EXERCISE PROMPT:
Each line that has the string "icon" must be copied from the records below.

BEGIN

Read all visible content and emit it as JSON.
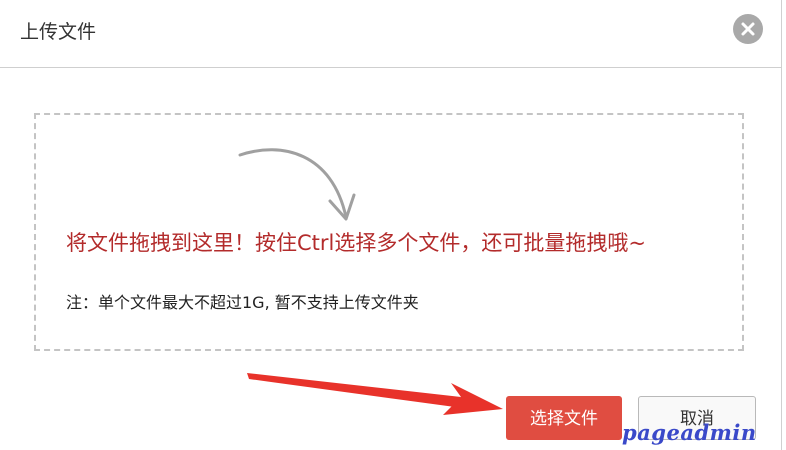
{
  "dialog": {
    "title": "上传文件",
    "close_icon": "close-icon"
  },
  "dropzone": {
    "message": "将文件拖拽到这里！按住Ctrl选择多个文件，还可批量拖拽哦~",
    "note": "注：单个文件最大不超过1G, 暂不支持上传文件夹",
    "hint_icon": "curved-arrow-icon"
  },
  "buttons": {
    "select_files": "选择文件",
    "cancel": "取消"
  },
  "annotation": {
    "pointer_icon": "red-arrow-icon"
  },
  "watermark": {
    "text": "pageadmin"
  },
  "colors": {
    "primary": "#e04d41",
    "message_text": "#b32b2b",
    "annotation_arrow": "#e8322a",
    "watermark": "#3a49c9"
  }
}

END

RESULT OF THIS TASK:
    "close_icon": "close-icon"
    "hint_icon": "curved-arrow-icon"
    "pointer_icon": "red-arrow-icon"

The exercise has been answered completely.